**What the task asks**
Where a line of the data below has the string "icon", copy that line.

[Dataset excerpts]
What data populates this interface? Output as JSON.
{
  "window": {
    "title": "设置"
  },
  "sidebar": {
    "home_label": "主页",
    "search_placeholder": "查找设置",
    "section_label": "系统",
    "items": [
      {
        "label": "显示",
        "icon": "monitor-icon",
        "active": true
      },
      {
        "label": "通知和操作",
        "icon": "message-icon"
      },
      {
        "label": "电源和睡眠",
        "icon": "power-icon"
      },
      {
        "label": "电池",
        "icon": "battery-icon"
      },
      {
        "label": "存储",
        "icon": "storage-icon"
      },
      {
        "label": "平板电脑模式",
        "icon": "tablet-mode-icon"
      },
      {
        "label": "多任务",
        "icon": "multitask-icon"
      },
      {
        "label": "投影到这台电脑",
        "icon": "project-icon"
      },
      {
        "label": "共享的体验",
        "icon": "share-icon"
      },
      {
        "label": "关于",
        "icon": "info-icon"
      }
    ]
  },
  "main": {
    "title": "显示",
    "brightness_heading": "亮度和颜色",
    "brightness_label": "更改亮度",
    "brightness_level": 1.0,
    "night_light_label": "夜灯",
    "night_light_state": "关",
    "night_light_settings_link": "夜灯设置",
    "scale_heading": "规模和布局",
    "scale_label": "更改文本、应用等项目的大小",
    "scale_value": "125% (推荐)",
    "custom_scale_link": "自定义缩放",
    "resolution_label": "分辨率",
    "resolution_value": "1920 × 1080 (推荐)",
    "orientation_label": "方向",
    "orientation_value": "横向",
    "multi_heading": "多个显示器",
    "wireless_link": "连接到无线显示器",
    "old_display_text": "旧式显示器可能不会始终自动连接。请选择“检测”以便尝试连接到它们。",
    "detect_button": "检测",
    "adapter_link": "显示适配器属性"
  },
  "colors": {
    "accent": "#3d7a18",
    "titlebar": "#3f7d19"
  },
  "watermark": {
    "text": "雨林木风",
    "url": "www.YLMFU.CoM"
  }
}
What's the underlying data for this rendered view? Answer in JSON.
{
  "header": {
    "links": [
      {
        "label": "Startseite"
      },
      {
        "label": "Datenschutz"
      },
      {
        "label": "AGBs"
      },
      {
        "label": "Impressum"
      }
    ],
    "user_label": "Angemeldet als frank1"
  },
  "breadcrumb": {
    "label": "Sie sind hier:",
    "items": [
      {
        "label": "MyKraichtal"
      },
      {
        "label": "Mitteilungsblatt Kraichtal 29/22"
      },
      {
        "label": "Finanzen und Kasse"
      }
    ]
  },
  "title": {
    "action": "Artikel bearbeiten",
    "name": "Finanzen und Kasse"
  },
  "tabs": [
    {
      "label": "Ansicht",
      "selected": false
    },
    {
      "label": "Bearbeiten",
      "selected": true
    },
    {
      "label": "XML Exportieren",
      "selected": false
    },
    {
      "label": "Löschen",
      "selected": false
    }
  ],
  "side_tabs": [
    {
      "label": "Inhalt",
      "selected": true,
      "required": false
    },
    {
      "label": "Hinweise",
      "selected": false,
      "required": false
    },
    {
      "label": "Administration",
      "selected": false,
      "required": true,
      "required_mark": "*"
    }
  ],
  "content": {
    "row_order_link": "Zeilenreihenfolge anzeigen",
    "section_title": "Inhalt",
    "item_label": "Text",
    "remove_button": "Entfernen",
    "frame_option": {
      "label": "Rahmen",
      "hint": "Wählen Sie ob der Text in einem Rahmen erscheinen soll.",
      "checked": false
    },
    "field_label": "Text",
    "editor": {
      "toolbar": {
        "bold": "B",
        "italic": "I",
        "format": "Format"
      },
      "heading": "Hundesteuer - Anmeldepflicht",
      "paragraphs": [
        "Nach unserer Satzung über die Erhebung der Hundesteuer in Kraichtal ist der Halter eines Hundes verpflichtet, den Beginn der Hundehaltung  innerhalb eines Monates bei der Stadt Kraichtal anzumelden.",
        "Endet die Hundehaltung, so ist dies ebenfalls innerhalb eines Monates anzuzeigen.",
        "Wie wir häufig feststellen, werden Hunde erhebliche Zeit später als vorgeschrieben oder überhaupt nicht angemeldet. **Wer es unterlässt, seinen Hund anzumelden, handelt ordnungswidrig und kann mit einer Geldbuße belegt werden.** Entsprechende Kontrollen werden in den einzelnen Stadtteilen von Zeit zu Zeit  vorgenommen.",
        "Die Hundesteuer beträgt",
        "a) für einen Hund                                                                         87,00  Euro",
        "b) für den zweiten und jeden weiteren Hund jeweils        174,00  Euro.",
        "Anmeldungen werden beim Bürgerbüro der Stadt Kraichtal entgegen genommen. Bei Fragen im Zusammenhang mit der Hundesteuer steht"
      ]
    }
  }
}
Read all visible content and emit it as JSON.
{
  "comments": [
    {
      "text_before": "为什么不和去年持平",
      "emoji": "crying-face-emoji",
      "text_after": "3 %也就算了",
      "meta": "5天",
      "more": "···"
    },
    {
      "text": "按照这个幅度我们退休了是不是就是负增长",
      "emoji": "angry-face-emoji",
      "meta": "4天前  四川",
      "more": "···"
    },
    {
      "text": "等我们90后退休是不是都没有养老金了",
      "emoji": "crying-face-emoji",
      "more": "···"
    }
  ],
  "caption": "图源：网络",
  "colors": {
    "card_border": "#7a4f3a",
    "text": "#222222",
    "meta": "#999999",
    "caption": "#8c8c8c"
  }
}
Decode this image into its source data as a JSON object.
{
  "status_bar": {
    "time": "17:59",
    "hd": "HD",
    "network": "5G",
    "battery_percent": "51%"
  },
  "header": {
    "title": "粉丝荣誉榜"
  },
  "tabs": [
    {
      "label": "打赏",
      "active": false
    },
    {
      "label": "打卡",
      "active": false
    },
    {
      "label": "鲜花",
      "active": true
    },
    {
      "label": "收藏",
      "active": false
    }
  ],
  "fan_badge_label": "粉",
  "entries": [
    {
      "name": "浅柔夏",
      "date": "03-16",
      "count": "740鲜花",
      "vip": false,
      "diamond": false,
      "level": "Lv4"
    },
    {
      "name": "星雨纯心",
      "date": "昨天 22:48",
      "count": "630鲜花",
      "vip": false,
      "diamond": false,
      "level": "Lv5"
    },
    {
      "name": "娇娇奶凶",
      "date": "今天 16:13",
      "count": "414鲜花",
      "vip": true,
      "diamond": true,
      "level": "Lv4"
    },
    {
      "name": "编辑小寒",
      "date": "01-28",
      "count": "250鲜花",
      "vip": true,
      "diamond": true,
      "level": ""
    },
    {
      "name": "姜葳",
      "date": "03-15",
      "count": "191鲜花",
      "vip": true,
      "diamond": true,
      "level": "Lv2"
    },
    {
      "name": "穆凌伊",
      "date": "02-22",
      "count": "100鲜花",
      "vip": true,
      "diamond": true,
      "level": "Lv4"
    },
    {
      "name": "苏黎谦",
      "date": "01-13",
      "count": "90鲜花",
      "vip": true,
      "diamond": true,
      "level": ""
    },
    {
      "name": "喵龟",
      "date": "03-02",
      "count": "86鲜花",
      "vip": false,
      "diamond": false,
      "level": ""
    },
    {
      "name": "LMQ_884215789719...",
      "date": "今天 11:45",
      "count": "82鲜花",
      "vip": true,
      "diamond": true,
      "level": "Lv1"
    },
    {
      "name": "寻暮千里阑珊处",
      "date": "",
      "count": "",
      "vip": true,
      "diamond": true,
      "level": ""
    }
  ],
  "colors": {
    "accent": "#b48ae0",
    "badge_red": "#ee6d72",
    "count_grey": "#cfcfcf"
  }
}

**Solution**
        "icon": "monitor-icon",
        "icon": "message-icon"
        "icon": "power-icon"
        "icon": "battery-icon"
        "icon": "storage-icon"
        "icon": "tablet-mode-icon"
        "icon": "multitask-icon"
        "icon": "project-icon"
        "icon": "share-icon"
        "icon": "info-icon"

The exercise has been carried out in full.